Our lab shut down in mid March through June. I was working from home trying to make sure everyone in the lab was doing ok both in terms of science and mental health, too. I could keep doing my job at home and some of my researchers used this time to write papers and reviews or perform additional data analysis. If we weren’t using online notebooks this would’ve been really hard. Being able to access work from home was key. We’ve slowly ramped back up in lab with shifts now. We’re using Scheduler to manage socially distanced work and have moved benches around to create more space.
Have you had any ‘ah-ha’ moments in the lab?
We’ve had a few. Several findings in particular led to papers that I am excited about. When you start your own lab you don’t really know what you’re doing, you have confidence but at the same time you’re asking ‘Will this work out?’ For example, we were trying to understand how human differences in our genome might shape why our brains are the way they are. We looked at mice and saw that when we introduced a genomic change, brains developed differently. This gave me a sense that other systems we’d built were developing in the right direction.
Any takeaways from 2020 so far?
I think the silver lining has certainly been learning how easy it is to use Zoom. I’ve had meetings with people and colleagues from different labs, joint lab meetings across continents and to me that is a cool aspect that is easier than we imagined.
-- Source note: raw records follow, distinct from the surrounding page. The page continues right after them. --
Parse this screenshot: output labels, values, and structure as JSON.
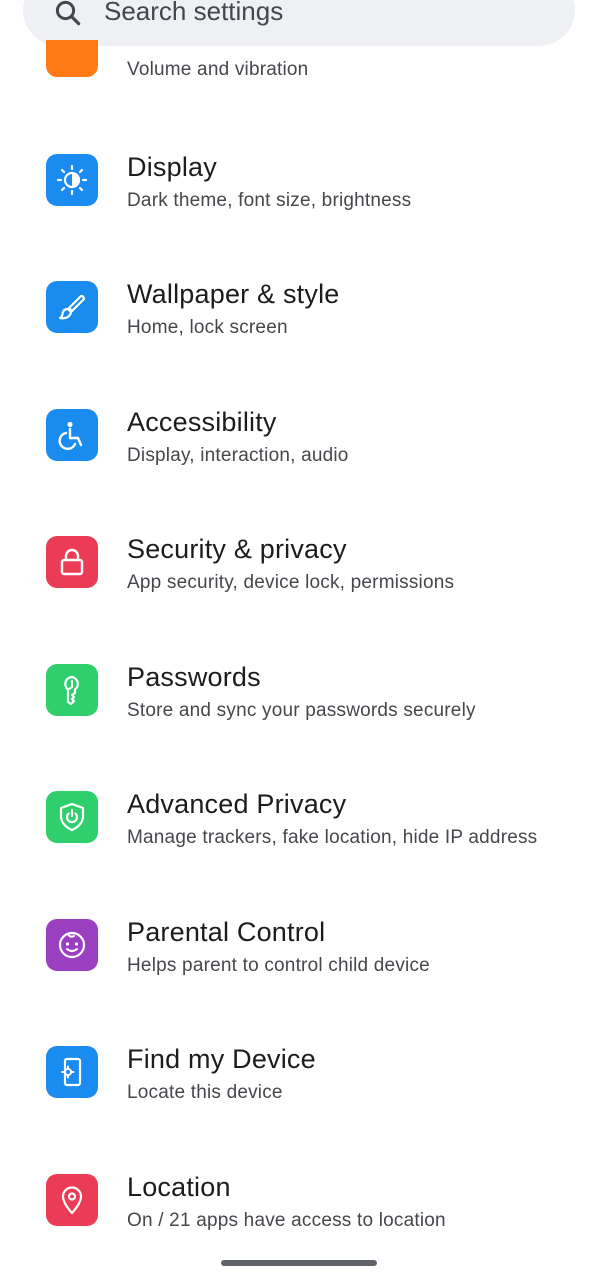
{
  "search": {
    "placeholder": "Search settings",
    "icon": "search-icon"
  },
  "partial_item": {
    "subtitle": "Volume and vibration",
    "color": "#ff7a14"
  },
  "items": [
    {
      "title": "Display",
      "subtitle": "Dark theme, font size, brightness",
      "icon": "brightness-icon",
      "color": "#1a8cf0"
    },
    {
      "title": "Wallpaper & style",
      "subtitle": "Home, lock screen",
      "icon": "brush-icon",
      "color": "#1a8cf0"
    },
    {
      "title": "Accessibility",
      "subtitle": "Display, interaction, audio",
      "icon": "accessibility-icon",
      "color": "#1a8cf0"
    },
    {
      "title": "Security & privacy",
      "subtitle": "App security, device lock, permissions",
      "icon": "lock-icon",
      "color": "#ea3d55"
    },
    {
      "title": "Passwords",
      "subtitle": "Store and sync your passwords securely",
      "icon": "key-icon",
      "color": "#2fcf6d"
    },
    {
      "title": "Advanced Privacy",
      "subtitle": "Manage trackers, fake location, hide IP address",
      "icon": "shield-power-icon",
      "color": "#2fcf6d"
    },
    {
      "title": "Parental Control",
      "subtitle": "Helps parent to control child device",
      "icon": "child-face-icon",
      "color": "#9b3fc1"
    },
    {
      "title": "Find my Device",
      "subtitle": "Locate this device",
      "icon": "find-device-icon",
      "color": "#1a8cf0"
    },
    {
      "title": "Location",
      "subtitle": "On / 21 apps have access to location",
      "icon": "location-pin-icon",
      "color": "#ea3d55"
    }
  ]
}
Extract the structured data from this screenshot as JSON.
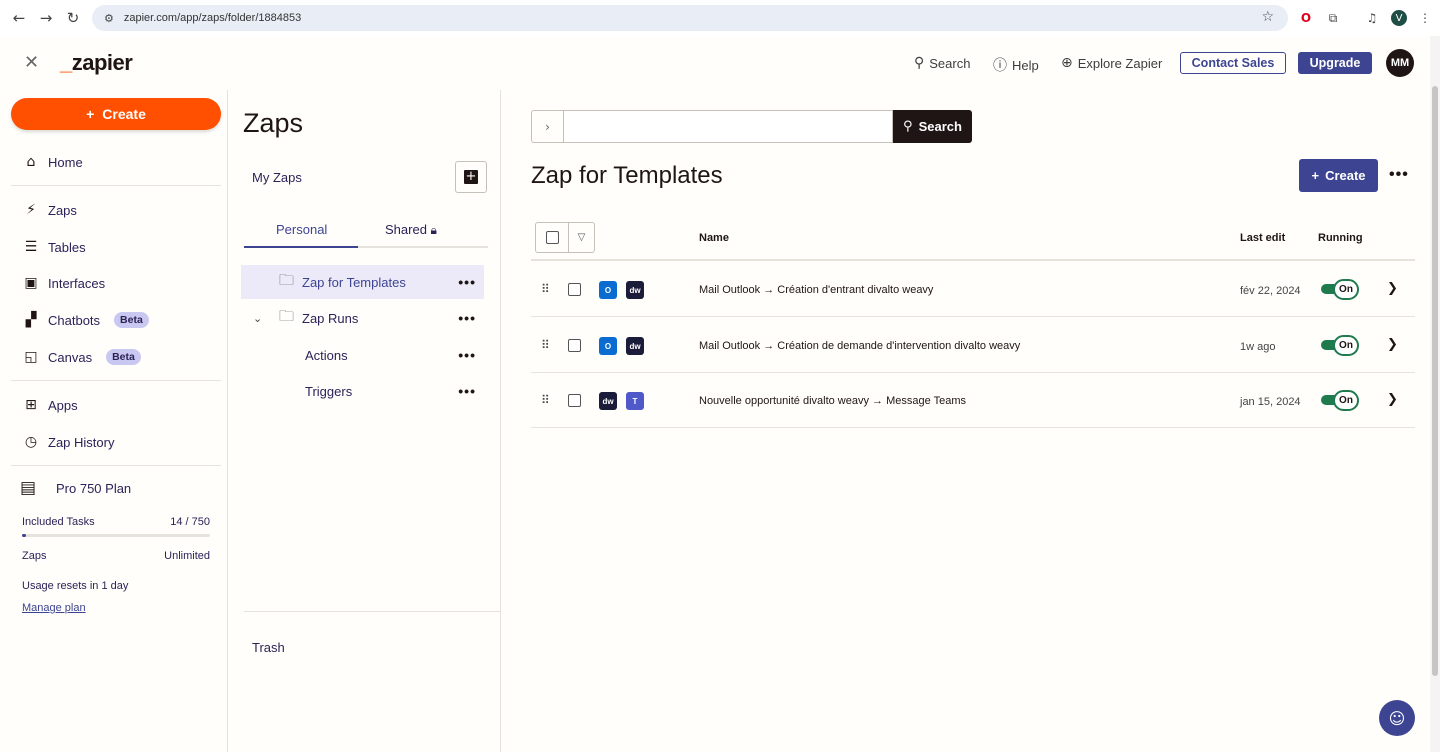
{
  "browser": {
    "url": "zapier.com/app/zaps/folder/1884853",
    "back_icon": "←",
    "forward_icon": "→",
    "reload_icon": "↻",
    "profile_initial": "V"
  },
  "topbar": {
    "logo_prefix": "_",
    "logo_text": "zapier",
    "search_label": "Search",
    "help_label": "Help",
    "explore_label": "Explore Zapier",
    "contact_sales_label": "Contact Sales",
    "upgrade_label": "Upgrade",
    "user_initials": "MM"
  },
  "sidebar": {
    "create_label": "Create",
    "items": [
      {
        "label": "Home",
        "icon": "⌂"
      },
      {
        "label": "Zaps",
        "icon": "⚡"
      },
      {
        "label": "Tables",
        "icon": "☰"
      },
      {
        "label": "Interfaces",
        "icon": "▣"
      },
      {
        "label": "Chatbots",
        "icon": "▞",
        "badge": "Beta"
      },
      {
        "label": "Canvas",
        "icon": "◱",
        "badge": "Beta"
      },
      {
        "label": "Apps",
        "icon": "⊞"
      },
      {
        "label": "Zap History",
        "icon": "◷"
      }
    ],
    "plan": {
      "name": "Pro 750 Plan",
      "tasks_label": "Included Tasks",
      "tasks_value": "14 / 750",
      "tasks_used_fraction": 0.019,
      "zaps_label": "Zaps",
      "zaps_value": "Unlimited",
      "reset_text": "Usage resets in 1 day",
      "manage_label": "Manage plan"
    }
  },
  "folders": {
    "title": "Zaps",
    "section_label": "My Zaps",
    "tabs": {
      "personal": "Personal",
      "shared": "Shared"
    },
    "items": [
      {
        "label": "Zap for Templates"
      },
      {
        "label": "Zap Runs"
      },
      {
        "label": "Actions"
      },
      {
        "label": "Triggers"
      }
    ],
    "trash_label": "Trash"
  },
  "main": {
    "search_placeholder": "",
    "search_button": "Search",
    "folder_title": "Zap for Templates",
    "create_label": "Create",
    "columns": {
      "name": "Name",
      "last_edit": "Last edit",
      "running": "Running"
    },
    "rows": [
      {
        "apps": [
          "O",
          "dw"
        ],
        "name": "Mail Outlook → Création d'entrant divalto weavy",
        "last_edit": "fév 22, 2024",
        "status": "On"
      },
      {
        "apps": [
          "O",
          "dw"
        ],
        "name": "Mail Outlook → Création de demande d'intervention divalto weavy",
        "last_edit": "1w ago",
        "status": "On"
      },
      {
        "apps": [
          "dw",
          "T"
        ],
        "name": "Nouvelle opportunité divalto weavy → Message Teams",
        "last_edit": "jan 15, 2024",
        "status": "On"
      }
    ]
  },
  "colors": {
    "brand_orange": "#ff4f00",
    "primary": "#3d4592",
    "toggle_on": "#1f7a4d"
  }
}
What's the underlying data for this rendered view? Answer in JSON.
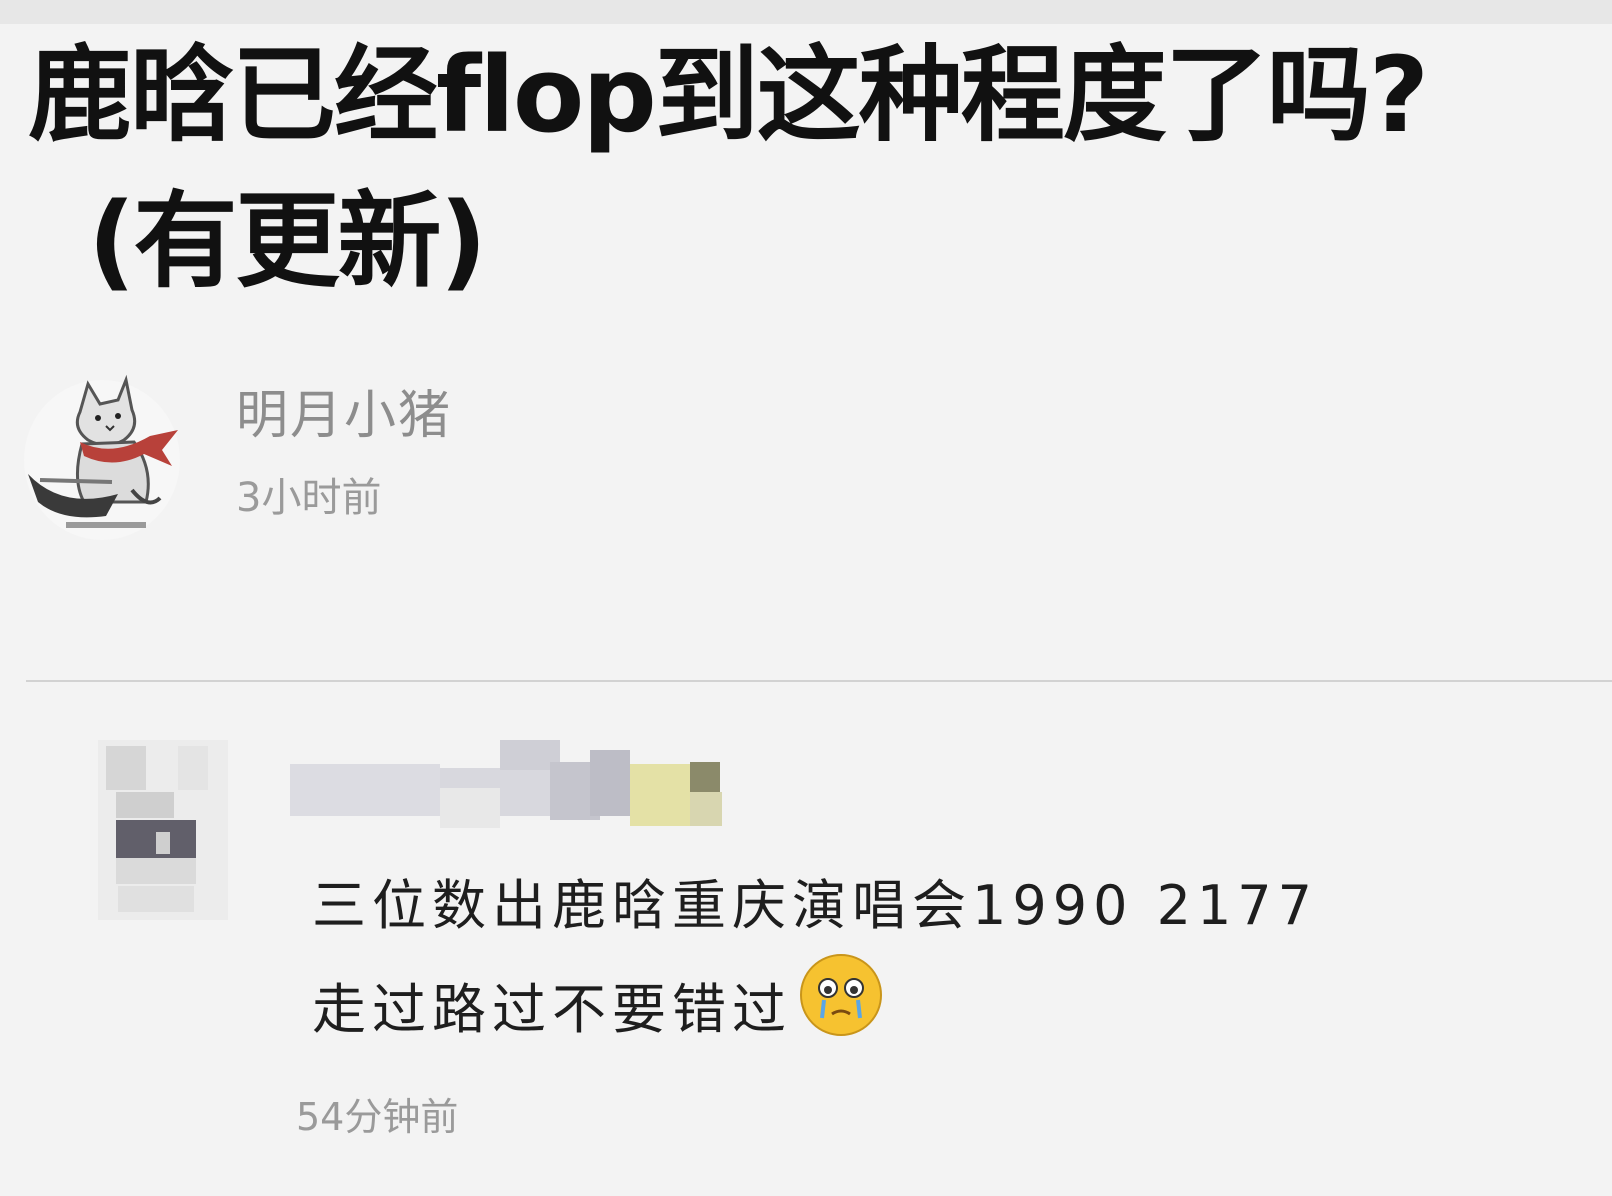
{
  "post": {
    "title_line1": "鹿晗已经flop到这种程度了吗?",
    "title_line2": "(有更新)"
  },
  "author": {
    "name": "明月小猪",
    "time": "3小时前"
  },
  "reply": {
    "username_blurred": "",
    "text_line1": "三位数出鹿晗重庆演唱会1990 2177",
    "text_line2": "走过路过不要错过",
    "emoji": "crying-face-icon",
    "time": "54分钟前"
  },
  "colors": {
    "background": "#f3f3f3",
    "title": "#111111",
    "meta": "#9a9a9a",
    "divider": "#d2d2d2"
  }
}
The reality is that we can share a lot more info that we appreciated before. The world is smaller than we thought.